If you’re making homemade cosmetics for yourself, your friends and family, or selling it for profit, you need to be aware of their shelf life to make sure they are safe for use. You don’t want your homemade cosmetics to start to smell, change color, or start growing harmful and ugly looking mold and bacteria.
Shelf Life of Cosmetics without a Preservative
- Cosmetics with oily ingredients only:
Cosmetics without a preservative and with only oily ingredients such as lip balms, lotion bars, salves, and body butters don’t grow mold or bacteria because they don’t contain water. But oils are prone to oxidation so they will go rancid with time. Rancidity will cause them to smell unpleasant, change color, and lose their effectiveness.

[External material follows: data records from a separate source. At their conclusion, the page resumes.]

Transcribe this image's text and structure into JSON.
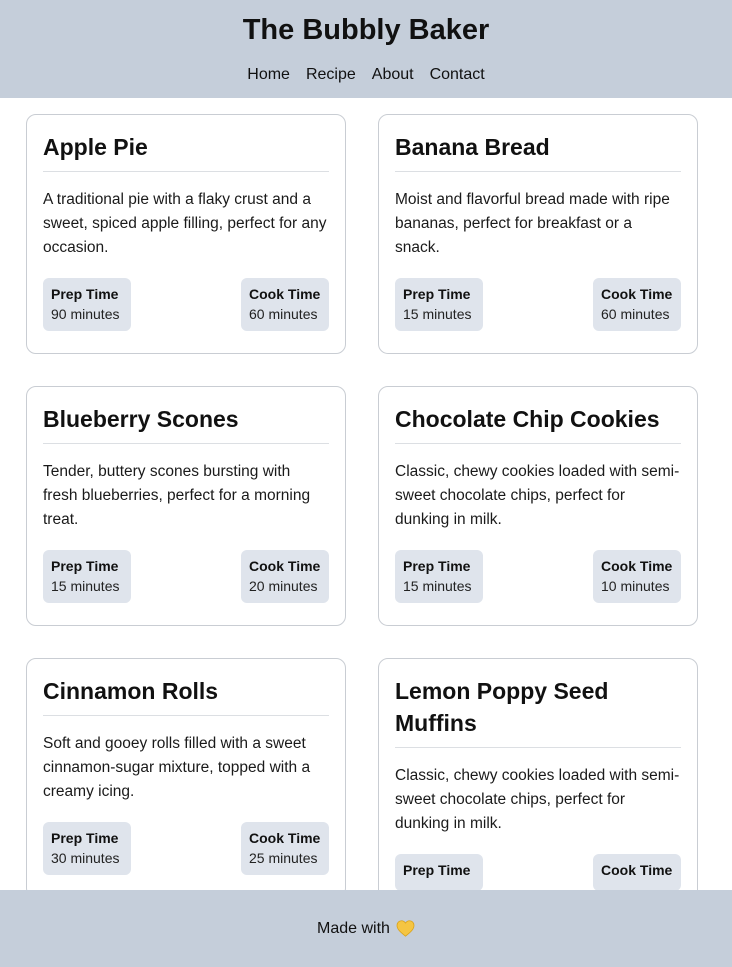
{
  "header": {
    "title": "The Bubbly Baker",
    "nav": [
      "Home",
      "Recipe",
      "About",
      "Contact"
    ]
  },
  "recipes": [
    {
      "title": "Apple Pie",
      "description": "A traditional pie with a flaky crust and a sweet, spiced apple filling, perfect for any occasion.",
      "prep_label": "Prep Time",
      "prep": "90 minutes",
      "cook_label": "Cook Time",
      "cook": "60 minutes"
    },
    {
      "title": "Banana Bread",
      "description": "Moist and flavorful bread made with ripe bananas, perfect for breakfast or a snack.",
      "prep_label": "Prep Time",
      "prep": "15 minutes",
      "cook_label": "Cook Time",
      "cook": "60 minutes"
    },
    {
      "title": "Blueberry Scones",
      "description": "Tender, buttery scones bursting with fresh blueberries, perfect for a morning treat.",
      "prep_label": "Prep Time",
      "prep": "15 minutes",
      "cook_label": "Cook Time",
      "cook": "20 minutes"
    },
    {
      "title": "Chocolate Chip Cookies",
      "description": "Classic, chewy cookies loaded with semi-sweet chocolate chips, perfect for dunking in milk.",
      "prep_label": "Prep Time",
      "prep": "15 minutes",
      "cook_label": "Cook Time",
      "cook": "10 minutes"
    },
    {
      "title": "Cinnamon Rolls",
      "description": "Soft and gooey rolls filled with a sweet cinnamon-sugar mixture, topped with a creamy icing.",
      "prep_label": "Prep Time",
      "prep": "30 minutes",
      "cook_label": "Cook Time",
      "cook": "25 minutes"
    },
    {
      "title": "Lemon Poppy Seed Muffins",
      "description": "Classic, chewy cookies loaded with semi-sweet chocolate chips, perfect for dunking in milk.",
      "prep_label": "Prep Time",
      "prep": "",
      "cook_label": "Cook Time",
      "cook": ""
    }
  ],
  "footer": {
    "text": "Made with",
    "icon": "yellow-heart-icon"
  },
  "colors": {
    "header_bg": "#c5ceda",
    "footer_bg": "#c5ceda",
    "time_box_bg": "#dfe4ec",
    "heart": "#f5c542"
  }
}
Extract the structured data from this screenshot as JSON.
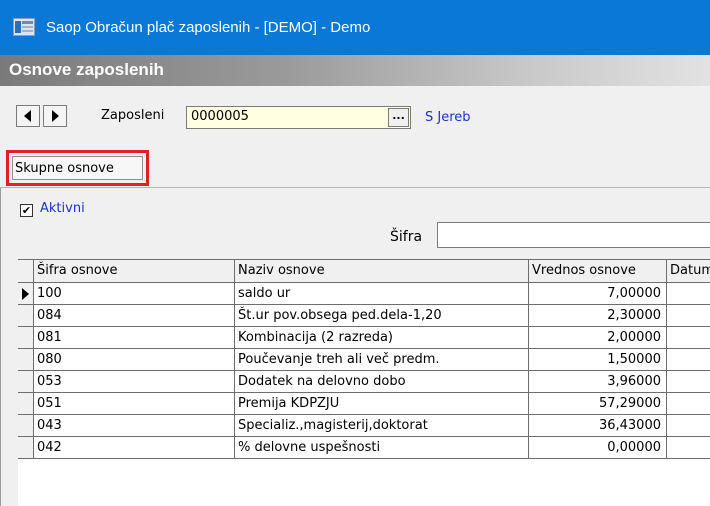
{
  "window": {
    "title": "Saop Obračun plač zaposlenih - [DEMO] - Demo",
    "icon": "app-window-icon",
    "accent": "#0a78d7"
  },
  "form": {
    "title": "Osnove zaposlenih"
  },
  "navigation": {
    "prev_icon": "arrow-left-icon",
    "next_icon": "arrow-right-icon",
    "employee_label": "Zaposleni",
    "employee_code": "0000005",
    "lookup_label": "...",
    "employee_name": "S Jereb"
  },
  "tabs": [
    {
      "label": "Skupne osnove",
      "highlight_color": "#e01f26"
    }
  ],
  "filters": {
    "active_label": "Aktivni",
    "active_checked": true,
    "sifra_label": "Šifra",
    "sifra_value": ""
  },
  "grid": {
    "columns": [
      "Šifra osnove",
      "Naziv osnove",
      "Vrednos osnove",
      "Datum"
    ],
    "rows": [
      {
        "code": "100",
        "name": "saldo ur",
        "value": "7,00000",
        "current": true
      },
      {
        "code": "084",
        "name": "Št.ur pov.obsega ped.dela-1,20",
        "value": "2,30000"
      },
      {
        "code": "081",
        "name": "Kombinacija (2 razreda)",
        "value": "2,00000"
      },
      {
        "code": "080",
        "name": "Poučevanje treh ali več predm.",
        "value": "1,50000"
      },
      {
        "code": "053",
        "name": "Dodatek na delovno dobo",
        "value": "3,96000"
      },
      {
        "code": "051",
        "name": "Premija KDPZJU",
        "value": "57,29000"
      },
      {
        "code": "043",
        "name": "Specializ.,magisterij,doktorat",
        "value": "36,43000"
      },
      {
        "code": "042",
        "name": "% delovne uspešnosti",
        "value": "0,00000"
      }
    ]
  }
}
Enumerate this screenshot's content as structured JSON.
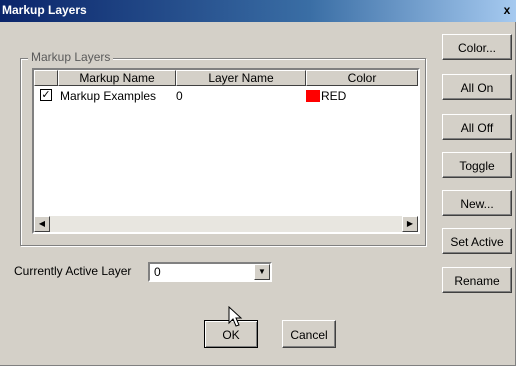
{
  "window": {
    "title": "Markup Layers",
    "close_glyph": "x"
  },
  "group": {
    "label": "Markup Layers"
  },
  "columns": [
    "Markup Name",
    "Layer Name",
    "Color"
  ],
  "rows": [
    {
      "checked": true,
      "check_glyph": "✓",
      "name": "Markup Examples",
      "layer": "0",
      "color_name": "RED",
      "color_hex": "#ff0000"
    }
  ],
  "scroll": {
    "left_glyph": "◀",
    "right_glyph": "▶"
  },
  "buttons": {
    "color": "Color...",
    "all_on": "All On",
    "all_off": "All Off",
    "toggle": "Toggle",
    "new": "New...",
    "set_active": "Set Active",
    "rename": "Rename",
    "ok": "OK",
    "cancel": "Cancel"
  },
  "active_layer": {
    "label": "Currently Active Layer",
    "value": "0",
    "dropdown_glyph": "▼"
  }
}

The shelf life of cosmetics with only oily ingredients is as much as the oil with the shortest shelf life. The shelf life of the oil is calculated from the moment you have opened it for the first time. See the list of oils and their shelf life to calculate the shelf life of cosmetics with only oily ingredients.
- Water based homemade cosmetics:
On the other hand, water-based cosmetics such as creams, lotions, emulsions, and moisturizers without preservative will grow mold and bacteria in not more than 5-7 days if refrigerated. If not in the fridge, they can grow mold and bacteria in as much as 3 days. This is why you need to use preservatives in homemade cosmetics that contain water ingredients. See my list of natural preservatives you can use.
Shelf Life of Cosmetics with a Preservative
Using preservative in cosmetics with water ingredients will prevent mold and bacteria growth. But this won’t prevent oils from going rancid. This is why the shelf life of cosmetics with a preservative is as much as the ingredient with the shortest shelf life.
The shelf life of oils can be prolonged by using an antioxidant: vitamin E oil. But it is impossible to say for how long vitamin E delays oxidation. If you see that your homemade cosmetic product is still acting fine after the shelf life of the ingredient with the shortest shelf life has passed, it’s probably because vitamin E is doing a good job at keeping your product from going rancid. But to be on the safe side, it is the best not to use it too long after the shelf life of the ingredient with the shortest shelf life has passed.
Here is an example. If you’re making body lotion that contains:
- rose water
- sunflower oil that has a shelf life of 3 months
- a preservative
this body lotion will have a shelf life of 3 months because of the sunflower oil. If you also include vitamin E, the product will probably be just fine for additional month or two, but keep an eye on it.
If you’re making cosmetics in larger patches or you’re not planning on using it very soon, it is best to use a preservative and choose the ingredients with a longer shelf life. See the list of oils and their shelf life to easily calculate the shelf life of cosmetics you make.
One thing you should also keep in mind is that preservatives have a limit in prolonging the shelf life of cosmetics. Different companies make different preservatives with different shelf life.
Most natural preservatives last at least a year but some manufacturers make preservatives that preserve cosmetics for 6 months. Make sure to check the shelf life of the preservative you use to preserve your cosmetics.
For example, let’s say you’re making facial moisturizer that contains:
- lavender hydrosol
- olive oil with a shelf life of 2 years
- a preservative that has a shelf life of 1 year
This facial moisturizer will have a shelf life of one year because of the preservative.
How to Know if Your Cosmetic Product Has Gone Bad
- Spots start to appear
This is the most obvious sign that the product has been contaminated with mold and bacteria and should be thrown away. But this will not happen if you use the preservative as regulated.
- Change in color
If your product is not the same color as it was when you first made it, it has most probably been contaminated.
- The smell has changed
Another sign of contamination can be the change of smell.
- It becomes thin
If the product is more sparse than it was when you first made it, it could be contaminated.
Be sure to throw the product away if you notice any of these changes.
Tips to Ensure Your Cosmetics Don’t Spoil Before Their Shelf Life Has Passed
- It is best to store your products in a cool, dark, and dry place to make sure they last as long as possible (within their shelf life).
- Always use preservatives when making cosmetics with water ingredients that you won’t use in the next few days.
- You can keep oils in the fridge to make them last longer.
- Use vitamin E to prevent oils from going rancid too soon.
- Make sure to use clean containers to store your cosmetics.
When you’re making cosmetics, take a look at the shelf life of the oils you use and write down the shelf life of cosmetic product you make on its container. This will ensure you don’t use the product after its shelf life has passed. It is easy to forget the shelf life if you don’t write it down.
Don’t forget to keep an eye on the expiration dates of the ingredients you use too 🙂 You don’t want to use ingredients that are about to expire or already did.